**What is needed:** Pull out every line below that holds the word "heading".

**Material for the task:**
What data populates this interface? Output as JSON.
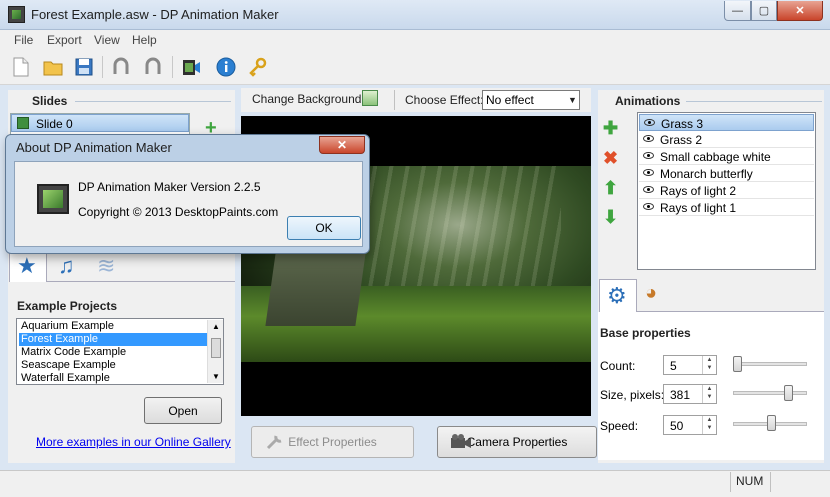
{
  "window": {
    "title": "Forest Example.asw - DP Animation Maker",
    "close": "✕",
    "minimize": "—",
    "maximize": "▢"
  },
  "menu": [
    "File",
    "Export",
    "View",
    "Help"
  ],
  "toolbar": {
    "icons": [
      "new-file-icon",
      "open-folder-icon",
      "save-icon",
      "undo-icon",
      "redo-icon",
      "export-video-icon",
      "info-icon",
      "key-icon"
    ]
  },
  "slides": {
    "heading": "Slides",
    "items": [
      "Slide 0"
    ],
    "add": "+"
  },
  "examples": {
    "heading": "Example Projects",
    "items": [
      "Aquarium Example",
      "Forest Example",
      "Matrix Code Example",
      "Seascape Example",
      "Waterfall Example"
    ],
    "selected": "Forest Example",
    "open_label": "Open",
    "gallery_link": "More examples in our Online Gallery"
  },
  "center": {
    "change_background": "Change Background",
    "choose_effect_label": "Choose Effect:",
    "effect_value": "No effect",
    "effect_properties": "Effect Properties",
    "camera_properties": "Camera Properties"
  },
  "animations": {
    "heading": "Animations",
    "items": [
      "Grass 3",
      "Grass 2",
      "Small cabbage white",
      "Monarch butterfly",
      "Rays of light 2",
      "Rays of light 1"
    ],
    "selected": "Grass 3"
  },
  "base_properties": {
    "heading": "Base properties",
    "count_label": "Count:",
    "count_value": "5",
    "size_label": "Size, pixels:",
    "size_value": "381",
    "speed_label": "Speed:",
    "speed_value": "50"
  },
  "status": {
    "num": "NUM"
  },
  "about_dialog": {
    "title": "About DP Animation Maker",
    "version": "DP Animation Maker Version 2.2.5",
    "copyright": "Copyright © 2013 DesktopPaints.com",
    "ok": "OK",
    "close": "✕"
  },
  "colors": {
    "accent": "#3399ff",
    "link": "#0000ee",
    "selection": "#aacbee"
  }
}
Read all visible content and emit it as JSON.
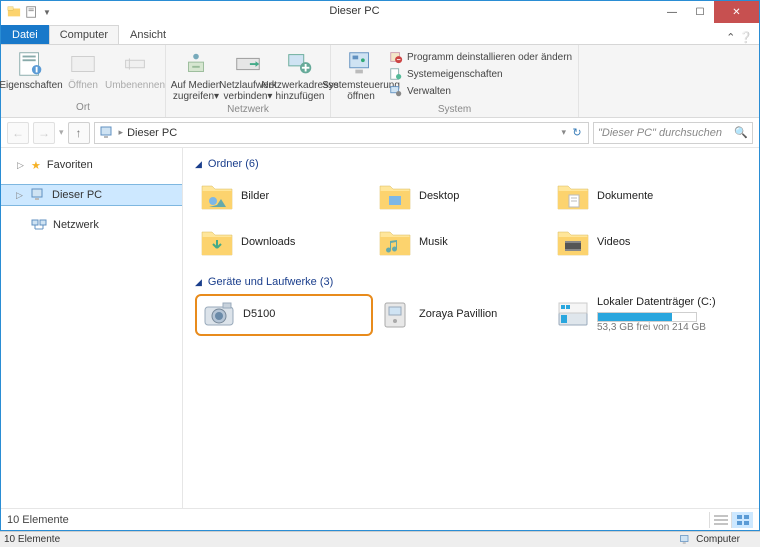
{
  "window_title": "Dieser PC",
  "tabs": {
    "file": "Datei",
    "computer": "Computer",
    "view": "Ansicht"
  },
  "ribbon": {
    "grp_ort": "Ort",
    "grp_netz": "Netzwerk",
    "grp_sys": "System",
    "properties": "Eigenschaften",
    "open": "Öffnen",
    "rename": "Umbenennen",
    "media": "Auf Medien\nzugreifen▾",
    "mapdrive": "Netzlaufwerk\nverbinden▾",
    "addnet": "Netzwerkadresse\nhinzufügen",
    "control": "Systemsteuerung\nöffnen",
    "sm1": "Programm deinstallieren oder ändern",
    "sm2": "Systemeigenschaften",
    "sm3": "Verwalten"
  },
  "breadcrumb": "Dieser PC",
  "search_placeholder": "\"Dieser PC\" durchsuchen",
  "sidebar": {
    "favorites": "Favoriten",
    "thispc": "Dieser PC",
    "network": "Netzwerk"
  },
  "groups": {
    "folders_hdr": "Ordner (6)",
    "folders": [
      {
        "label": "Bilder"
      },
      {
        "label": "Desktop"
      },
      {
        "label": "Dokumente"
      },
      {
        "label": "Downloads"
      },
      {
        "label": "Musik"
      },
      {
        "label": "Videos"
      }
    ],
    "drives_hdr": "Geräte und Laufwerke (3)",
    "drives": [
      {
        "label": "D5100"
      },
      {
        "label": "Zoraya Pavillion"
      },
      {
        "label": "Lokaler Datenträger (C:)",
        "sub": "53,3 GB frei von 214 GB",
        "used_pct": 75
      }
    ]
  },
  "status": "10 Elemente",
  "taskbar": {
    "left": "10 Elemente",
    "right": "Computer"
  }
}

**Task answer:**
    "heading": "Slides",
    "heading": "Example Projects",
    "heading": "Animations",
    "heading": "Base properties",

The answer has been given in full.